Ken Kratz tells 'GMA' that the docuseries is a 'defense piece'
Credit: 1

The prosecutor from the Netflix docuseries Making a Murderer went on the defensive Tuesday on ABC’s Good Morning America, accusing the filmmakers of cobbling together a “defense piece” that was designed to make Wisconsin’s Steven Avery look like a victim.

Former Calumet County District Attorney Ken Kratz told ABC News that filmmakers Laura Ricciardi and Moira Demos left out key evidence from the 2007 case against Avery, who was convicted and sentenced to life in prison for the murder of AutoTrader photographer Teresa Halbach. Among the omissions, Kratz said, was how Avery requested Halbach come out to photograph his car, and that he called her cell phone three times.

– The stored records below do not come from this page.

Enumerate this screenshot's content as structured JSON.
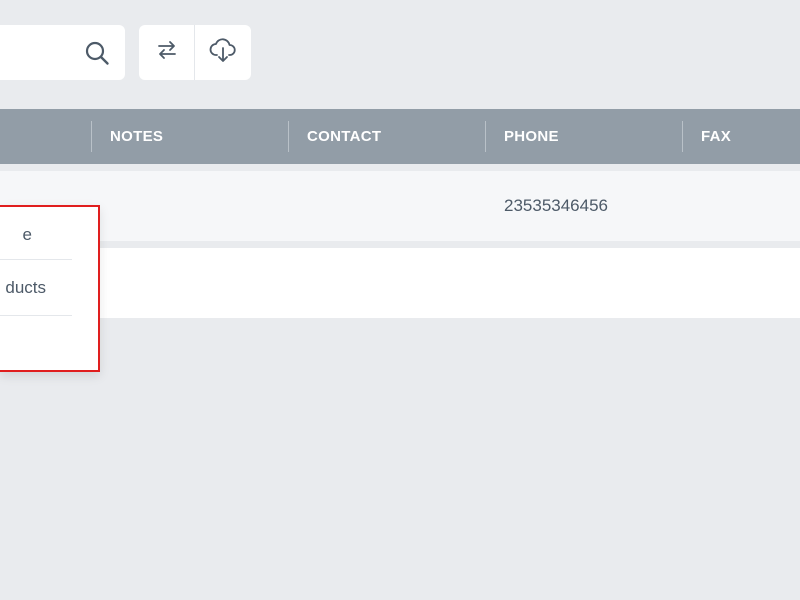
{
  "toolbar": {
    "search": {
      "value": "",
      "placeholder": "",
      "icon": "search-icon"
    },
    "actions": [
      {
        "name": "sync",
        "icon": "arrows-swap-icon"
      },
      {
        "name": "download",
        "icon": "cloud-download-icon"
      }
    ]
  },
  "table": {
    "columns": [
      "NOTES",
      "CONTACT",
      "PHONE",
      "FAX"
    ],
    "rows": [
      {
        "notes": "",
        "contact": "",
        "phone": "23535346456",
        "fax": ""
      },
      {
        "notes": "",
        "contact": "",
        "phone": "",
        "fax": ""
      }
    ]
  },
  "menu": {
    "items": [
      "e",
      "ducts",
      ""
    ]
  },
  "colors": {
    "background": "#e9ebee",
    "header": "#929da7",
    "highlight_border": "#e01e1e",
    "text": "#4d5a68"
  }
}
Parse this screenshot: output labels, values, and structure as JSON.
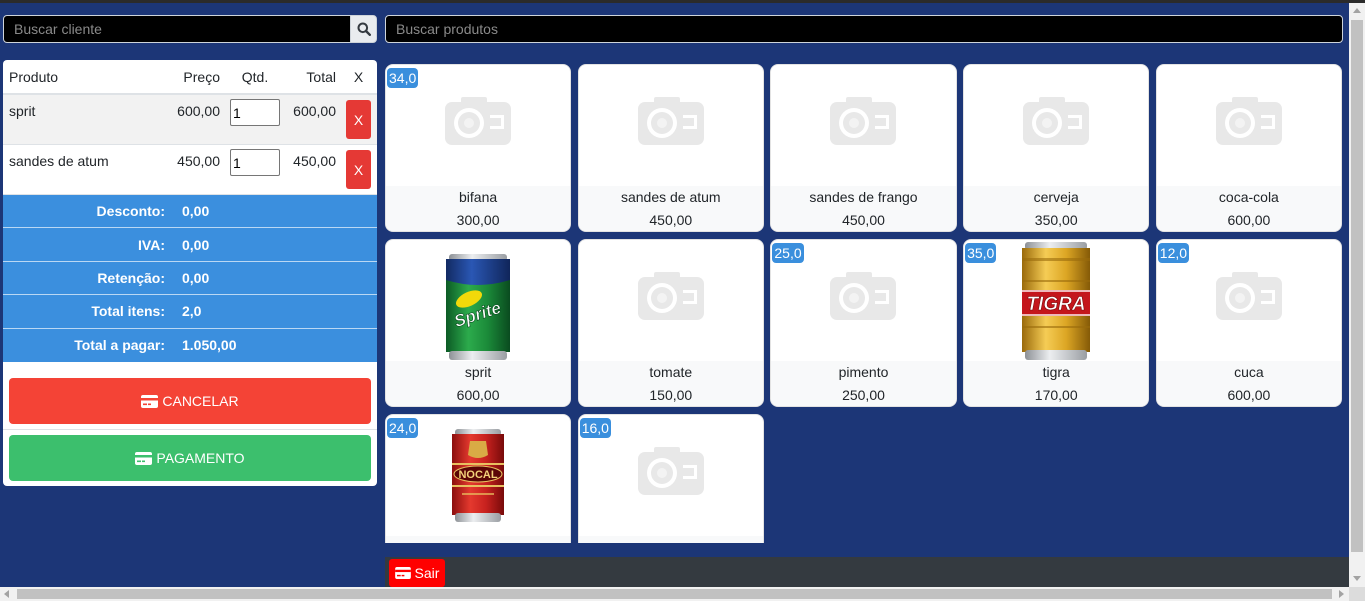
{
  "client_search": {
    "placeholder": "Buscar cliente",
    "button_icon": "search-icon"
  },
  "product_search": {
    "placeholder": "Buscar produtos"
  },
  "cart": {
    "headers": {
      "product": "Produto",
      "price": "Preço",
      "qty": "Qtd.",
      "total": "Total",
      "remove": "X"
    },
    "items": [
      {
        "name": "sprit",
        "price": "600,00",
        "qty": "1",
        "total": "600,00",
        "remove_label": "X"
      },
      {
        "name": "sandes de atum",
        "price": "450,00",
        "qty": "1",
        "total": "450,00",
        "remove_label": "X"
      }
    ],
    "summary": [
      {
        "label": "Desconto:",
        "value": "0,00"
      },
      {
        "label": "IVA:",
        "value": "0,00"
      },
      {
        "label": "Retenção:",
        "value": "0,00"
      },
      {
        "label": "Total itens:",
        "value": "2,0"
      },
      {
        "label": "Total a pagar:",
        "value": "1.050,00"
      }
    ],
    "cancel_button": {
      "label": "CANCELAR",
      "icon": "credit-card-icon"
    },
    "pay_button": {
      "label": "PAGAMENTO",
      "icon": "credit-card-icon"
    }
  },
  "products": [
    {
      "name": "bifana",
      "price": "300,00",
      "stock": "34,0",
      "image": "camera-placeholder-icon"
    },
    {
      "name": "sandes de atum",
      "price": "450,00",
      "image": "camera-placeholder-icon"
    },
    {
      "name": "sandes de frango",
      "price": "450,00",
      "image": "camera-placeholder-icon"
    },
    {
      "name": "cerveja",
      "price": "350,00",
      "image": "camera-placeholder-icon"
    },
    {
      "name": "coca-cola",
      "price": "600,00",
      "image": "camera-placeholder-icon"
    },
    {
      "name": "sprit",
      "price": "600,00",
      "image": "sprite-can",
      "logo": "Sprite"
    },
    {
      "name": "tomate",
      "price": "150,00",
      "image": "camera-placeholder-icon"
    },
    {
      "name": "pimento",
      "price": "250,00",
      "stock": "25,0",
      "image": "camera-placeholder-icon"
    },
    {
      "name": "tigra",
      "price": "170,00",
      "stock": "35,0",
      "image": "tigra-can",
      "logo": "TIGRA"
    },
    {
      "name": "cuca",
      "price": "600,00",
      "stock": "12,0",
      "image": "camera-placeholder-icon"
    },
    {
      "stock": "24,0",
      "image": "nocal-can",
      "logo": "NOCAL"
    },
    {
      "stock": "16,0",
      "image": "camera-placeholder-icon"
    }
  ],
  "footer": {
    "exit_button": {
      "label": "Sair",
      "icon": "credit-card-icon"
    }
  },
  "colors": {
    "page_background": "#1c3677",
    "summary_background": "#3b8fde",
    "cancel_button": "#f44336",
    "pay_button": "#3cbf6d",
    "remove_button": "#e53935",
    "stock_badge": "#3a8fdd",
    "footer_bar": "#343a40",
    "exit_button": "#ff0000"
  }
}
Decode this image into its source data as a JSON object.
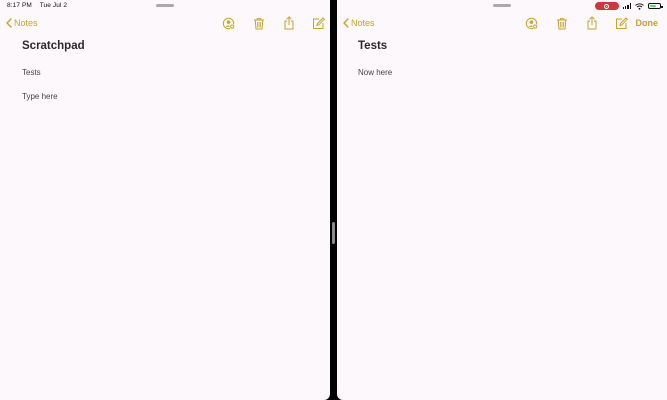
{
  "status_bar": {
    "time": "8:17 PM",
    "date": "Tue Jul 2"
  },
  "colors": {
    "accent": "#c9a227",
    "paper": "#fcf8fb",
    "recording": "#d3353c"
  },
  "left_pane": {
    "back_label": "Notes",
    "toolbar_icons": [
      "add-person-icon",
      "trash-icon",
      "share-icon",
      "compose-icon"
    ],
    "note": {
      "title": "Scratchpad",
      "lines": [
        "Tests",
        "Type here"
      ]
    }
  },
  "right_pane": {
    "back_label": "Notes",
    "done_label": "Done",
    "toolbar_icons": [
      "add-person-icon",
      "trash-icon",
      "share-icon",
      "compose-icon"
    ],
    "note": {
      "title": "Tests",
      "lines": [
        "Now here"
      ]
    }
  }
}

“Obviously this wasn’t a documentary,” Kratz said on GMA. “It was a defense piece, generated by and for Steven Avery by his defense team. It wasn’t until Netflix decided to repackage it that both sides were invited to participate.”

Kratz, who resigned from the prosecutor’s office in 2010 after a sexting scandal, declined to be interviewed for the 10-part series that began streaming on Netflix in December. Since the release of Making the Murderer, however, he has begun to speak out as viewers have inundated his Yelp page with hate mail.

Over on NBC’s Today, the filmmakers revealed how a juror from the murder case not only believed that Avery was framed by law enforcement but agreed to a guilty verdict out of fear. “(The juror) told us that they believe Steven Avery was not proven guilty,'” Ricciardi said. “They believe Steven was framed by law enforcement and that he deserves a new trial, and if he receives a new trial, in their opinion it should take place far away from Wisconsin.”

In the meantime, hundreds of thousands of viewers who watched the docuseries have signed pardon petitions for Avery here and here.

For more on the case, tune into Inside TV on EW Radio Tuesday at 6 p.m. ET/3 p.m. P.T. to hear from the filmmakers.

Making a Murderer
  • TV Show
  • 2